Assigned task: Filtering the records below, copy only those lines that include the word "develop".

Material shown:
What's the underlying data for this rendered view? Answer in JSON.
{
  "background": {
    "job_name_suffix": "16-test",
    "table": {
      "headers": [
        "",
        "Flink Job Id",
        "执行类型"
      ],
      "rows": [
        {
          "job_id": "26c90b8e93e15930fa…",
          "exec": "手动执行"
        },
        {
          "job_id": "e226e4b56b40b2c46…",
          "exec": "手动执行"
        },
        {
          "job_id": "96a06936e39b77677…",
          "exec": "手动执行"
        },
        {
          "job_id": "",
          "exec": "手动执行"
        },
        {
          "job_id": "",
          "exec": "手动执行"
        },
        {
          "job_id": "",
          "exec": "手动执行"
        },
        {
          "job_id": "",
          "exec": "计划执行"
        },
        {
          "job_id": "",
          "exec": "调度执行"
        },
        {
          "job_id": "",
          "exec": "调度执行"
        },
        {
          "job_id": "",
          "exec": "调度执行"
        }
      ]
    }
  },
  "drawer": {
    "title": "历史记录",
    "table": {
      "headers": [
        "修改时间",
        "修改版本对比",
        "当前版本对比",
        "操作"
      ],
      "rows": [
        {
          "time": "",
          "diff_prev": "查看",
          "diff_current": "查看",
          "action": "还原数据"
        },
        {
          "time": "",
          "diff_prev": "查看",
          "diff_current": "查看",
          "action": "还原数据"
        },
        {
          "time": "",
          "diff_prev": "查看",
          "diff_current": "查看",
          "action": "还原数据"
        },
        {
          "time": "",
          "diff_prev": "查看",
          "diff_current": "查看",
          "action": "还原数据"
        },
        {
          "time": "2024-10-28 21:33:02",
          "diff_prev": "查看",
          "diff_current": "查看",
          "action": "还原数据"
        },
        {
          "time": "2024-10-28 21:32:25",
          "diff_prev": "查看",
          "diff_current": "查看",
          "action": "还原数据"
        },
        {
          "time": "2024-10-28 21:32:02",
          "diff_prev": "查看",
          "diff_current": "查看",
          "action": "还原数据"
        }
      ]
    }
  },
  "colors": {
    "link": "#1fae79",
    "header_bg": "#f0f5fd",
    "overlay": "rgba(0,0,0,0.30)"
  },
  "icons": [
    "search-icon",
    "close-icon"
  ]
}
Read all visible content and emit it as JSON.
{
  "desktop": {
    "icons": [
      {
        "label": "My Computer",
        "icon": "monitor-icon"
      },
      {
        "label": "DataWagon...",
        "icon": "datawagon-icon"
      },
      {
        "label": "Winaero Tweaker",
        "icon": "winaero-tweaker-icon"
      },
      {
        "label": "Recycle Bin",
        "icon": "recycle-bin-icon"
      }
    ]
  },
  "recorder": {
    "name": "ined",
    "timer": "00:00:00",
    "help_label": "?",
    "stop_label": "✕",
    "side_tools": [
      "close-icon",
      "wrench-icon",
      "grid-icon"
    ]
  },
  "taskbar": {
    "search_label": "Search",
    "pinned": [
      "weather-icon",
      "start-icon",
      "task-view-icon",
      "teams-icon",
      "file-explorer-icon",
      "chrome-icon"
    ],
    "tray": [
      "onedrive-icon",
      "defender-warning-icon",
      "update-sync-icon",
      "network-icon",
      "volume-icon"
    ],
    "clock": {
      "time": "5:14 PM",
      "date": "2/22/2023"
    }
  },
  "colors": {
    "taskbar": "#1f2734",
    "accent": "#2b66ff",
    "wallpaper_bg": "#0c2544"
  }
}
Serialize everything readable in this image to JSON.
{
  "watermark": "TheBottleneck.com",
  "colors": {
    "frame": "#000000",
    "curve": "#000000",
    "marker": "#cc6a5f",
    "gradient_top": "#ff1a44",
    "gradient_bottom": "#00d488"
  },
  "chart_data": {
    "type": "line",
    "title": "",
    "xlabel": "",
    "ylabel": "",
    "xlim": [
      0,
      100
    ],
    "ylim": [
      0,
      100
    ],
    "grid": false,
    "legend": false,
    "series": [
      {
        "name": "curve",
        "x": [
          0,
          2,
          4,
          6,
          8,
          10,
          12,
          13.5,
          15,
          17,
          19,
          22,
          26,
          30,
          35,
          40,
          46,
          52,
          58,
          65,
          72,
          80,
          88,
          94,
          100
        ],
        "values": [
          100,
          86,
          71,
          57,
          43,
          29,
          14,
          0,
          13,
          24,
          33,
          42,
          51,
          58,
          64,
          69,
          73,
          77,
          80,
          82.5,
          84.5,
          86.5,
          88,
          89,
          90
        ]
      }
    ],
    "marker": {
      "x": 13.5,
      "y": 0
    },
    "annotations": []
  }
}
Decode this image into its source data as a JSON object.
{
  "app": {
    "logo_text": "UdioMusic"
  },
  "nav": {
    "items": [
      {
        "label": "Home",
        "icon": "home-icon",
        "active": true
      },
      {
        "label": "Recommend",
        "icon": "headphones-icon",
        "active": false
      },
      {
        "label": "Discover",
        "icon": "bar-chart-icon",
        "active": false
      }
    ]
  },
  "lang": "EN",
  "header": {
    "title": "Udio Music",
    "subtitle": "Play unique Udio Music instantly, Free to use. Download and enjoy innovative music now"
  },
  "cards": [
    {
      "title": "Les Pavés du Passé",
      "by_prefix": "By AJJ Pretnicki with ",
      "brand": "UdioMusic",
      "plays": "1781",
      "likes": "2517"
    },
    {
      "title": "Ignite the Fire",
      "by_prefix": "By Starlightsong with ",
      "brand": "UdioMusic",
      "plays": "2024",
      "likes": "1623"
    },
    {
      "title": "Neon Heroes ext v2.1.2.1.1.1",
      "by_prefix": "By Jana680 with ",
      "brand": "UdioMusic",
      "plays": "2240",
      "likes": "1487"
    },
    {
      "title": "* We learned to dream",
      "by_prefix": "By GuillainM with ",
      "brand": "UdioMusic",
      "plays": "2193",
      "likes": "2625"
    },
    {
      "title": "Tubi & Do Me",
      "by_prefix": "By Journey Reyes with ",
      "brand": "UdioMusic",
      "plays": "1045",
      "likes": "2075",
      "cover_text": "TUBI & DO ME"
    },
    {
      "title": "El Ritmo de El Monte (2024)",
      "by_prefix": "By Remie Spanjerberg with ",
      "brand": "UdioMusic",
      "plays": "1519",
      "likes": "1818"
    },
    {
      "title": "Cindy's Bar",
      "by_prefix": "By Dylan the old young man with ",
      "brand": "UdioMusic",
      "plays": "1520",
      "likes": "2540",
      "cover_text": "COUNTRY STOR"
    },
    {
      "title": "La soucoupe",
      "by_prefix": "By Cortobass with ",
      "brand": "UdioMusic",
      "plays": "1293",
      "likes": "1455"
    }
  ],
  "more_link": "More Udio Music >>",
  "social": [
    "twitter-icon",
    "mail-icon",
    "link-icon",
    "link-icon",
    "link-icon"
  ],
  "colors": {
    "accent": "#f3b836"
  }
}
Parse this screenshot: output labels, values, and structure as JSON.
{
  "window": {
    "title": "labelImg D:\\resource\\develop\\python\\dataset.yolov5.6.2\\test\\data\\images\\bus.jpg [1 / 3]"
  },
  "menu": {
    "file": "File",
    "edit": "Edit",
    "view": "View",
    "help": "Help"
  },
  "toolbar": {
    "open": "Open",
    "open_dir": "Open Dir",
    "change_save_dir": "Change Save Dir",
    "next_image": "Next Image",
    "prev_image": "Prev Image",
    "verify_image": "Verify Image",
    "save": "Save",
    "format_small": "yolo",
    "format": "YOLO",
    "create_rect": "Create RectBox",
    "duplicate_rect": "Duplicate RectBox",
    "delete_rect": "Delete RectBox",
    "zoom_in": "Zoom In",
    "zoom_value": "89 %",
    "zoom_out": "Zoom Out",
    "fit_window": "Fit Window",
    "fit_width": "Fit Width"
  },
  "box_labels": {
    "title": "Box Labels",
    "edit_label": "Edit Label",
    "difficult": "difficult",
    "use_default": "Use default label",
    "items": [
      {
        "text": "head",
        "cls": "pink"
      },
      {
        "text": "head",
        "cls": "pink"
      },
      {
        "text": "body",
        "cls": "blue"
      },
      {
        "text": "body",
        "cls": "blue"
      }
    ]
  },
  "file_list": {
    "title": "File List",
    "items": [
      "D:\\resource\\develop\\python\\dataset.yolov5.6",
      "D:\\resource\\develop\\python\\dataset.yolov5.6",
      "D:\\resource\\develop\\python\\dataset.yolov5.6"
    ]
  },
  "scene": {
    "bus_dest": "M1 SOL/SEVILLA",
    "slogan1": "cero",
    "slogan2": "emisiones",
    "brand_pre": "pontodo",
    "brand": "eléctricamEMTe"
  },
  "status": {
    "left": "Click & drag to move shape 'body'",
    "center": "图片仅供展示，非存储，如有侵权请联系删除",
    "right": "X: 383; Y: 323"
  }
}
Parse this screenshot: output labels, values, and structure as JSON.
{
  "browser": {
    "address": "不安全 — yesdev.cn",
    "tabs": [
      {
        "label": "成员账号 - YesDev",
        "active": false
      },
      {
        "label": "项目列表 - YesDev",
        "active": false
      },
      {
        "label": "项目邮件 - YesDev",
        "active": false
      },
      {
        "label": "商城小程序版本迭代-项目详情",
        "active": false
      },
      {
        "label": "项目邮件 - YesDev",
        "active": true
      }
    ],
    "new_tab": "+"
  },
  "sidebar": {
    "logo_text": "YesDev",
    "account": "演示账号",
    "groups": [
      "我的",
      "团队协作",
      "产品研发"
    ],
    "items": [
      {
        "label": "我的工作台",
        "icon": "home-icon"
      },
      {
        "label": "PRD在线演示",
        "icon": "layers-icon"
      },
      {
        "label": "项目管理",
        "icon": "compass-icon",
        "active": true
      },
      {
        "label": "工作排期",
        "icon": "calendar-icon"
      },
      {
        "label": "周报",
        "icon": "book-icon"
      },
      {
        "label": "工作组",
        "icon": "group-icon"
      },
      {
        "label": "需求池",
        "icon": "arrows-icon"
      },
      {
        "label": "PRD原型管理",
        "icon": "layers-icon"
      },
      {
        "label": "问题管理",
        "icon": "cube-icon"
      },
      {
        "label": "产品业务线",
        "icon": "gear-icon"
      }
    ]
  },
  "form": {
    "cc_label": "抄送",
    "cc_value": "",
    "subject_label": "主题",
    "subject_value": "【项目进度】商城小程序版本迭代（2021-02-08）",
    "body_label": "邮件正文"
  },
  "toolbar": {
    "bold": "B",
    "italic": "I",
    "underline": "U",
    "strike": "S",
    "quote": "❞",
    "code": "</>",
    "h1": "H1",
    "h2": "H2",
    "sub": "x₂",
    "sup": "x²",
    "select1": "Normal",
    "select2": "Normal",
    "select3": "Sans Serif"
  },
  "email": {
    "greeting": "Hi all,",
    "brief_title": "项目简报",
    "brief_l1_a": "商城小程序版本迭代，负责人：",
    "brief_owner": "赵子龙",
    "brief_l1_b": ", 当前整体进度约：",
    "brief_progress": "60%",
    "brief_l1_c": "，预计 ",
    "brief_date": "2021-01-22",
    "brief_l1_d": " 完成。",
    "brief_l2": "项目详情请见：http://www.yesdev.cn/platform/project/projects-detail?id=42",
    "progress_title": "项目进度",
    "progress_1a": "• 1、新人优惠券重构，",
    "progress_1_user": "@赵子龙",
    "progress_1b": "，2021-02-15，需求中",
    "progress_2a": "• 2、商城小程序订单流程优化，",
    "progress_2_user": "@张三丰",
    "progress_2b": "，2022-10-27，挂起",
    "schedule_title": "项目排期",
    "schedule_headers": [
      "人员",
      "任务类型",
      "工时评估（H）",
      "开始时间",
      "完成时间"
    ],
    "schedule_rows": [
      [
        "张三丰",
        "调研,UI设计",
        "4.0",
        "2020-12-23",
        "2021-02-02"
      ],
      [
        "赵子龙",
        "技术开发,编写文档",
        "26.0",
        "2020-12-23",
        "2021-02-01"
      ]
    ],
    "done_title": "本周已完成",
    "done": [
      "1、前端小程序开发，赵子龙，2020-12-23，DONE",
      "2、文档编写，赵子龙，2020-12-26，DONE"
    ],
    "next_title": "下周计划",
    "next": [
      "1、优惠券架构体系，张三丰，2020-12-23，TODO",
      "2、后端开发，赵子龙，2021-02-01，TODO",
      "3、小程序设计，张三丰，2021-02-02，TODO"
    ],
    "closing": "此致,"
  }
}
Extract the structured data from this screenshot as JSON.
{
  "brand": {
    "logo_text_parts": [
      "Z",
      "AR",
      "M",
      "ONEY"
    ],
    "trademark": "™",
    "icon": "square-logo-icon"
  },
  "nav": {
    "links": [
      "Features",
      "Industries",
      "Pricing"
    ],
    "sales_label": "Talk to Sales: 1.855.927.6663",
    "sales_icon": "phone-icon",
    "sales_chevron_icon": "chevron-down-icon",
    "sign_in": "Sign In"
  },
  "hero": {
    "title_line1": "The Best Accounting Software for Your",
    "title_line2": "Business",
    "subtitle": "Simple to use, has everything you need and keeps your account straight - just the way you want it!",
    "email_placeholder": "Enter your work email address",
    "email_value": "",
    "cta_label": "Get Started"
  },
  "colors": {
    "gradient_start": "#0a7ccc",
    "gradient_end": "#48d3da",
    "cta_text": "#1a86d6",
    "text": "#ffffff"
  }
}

Answer below:
    "title": "labelImg D:\\resource\\develop\\python\\dataset.yolov5.6.2\\test\\data\\images\\bus.jpg [1 / 3]"
      "D:\\resource\\develop\\python\\dataset.yolov5.6",
      "D:\\resource\\develop\\python\\dataset.yolov5.6",
      "D:\\resource\\develop\\python\\dataset.yolov5.6"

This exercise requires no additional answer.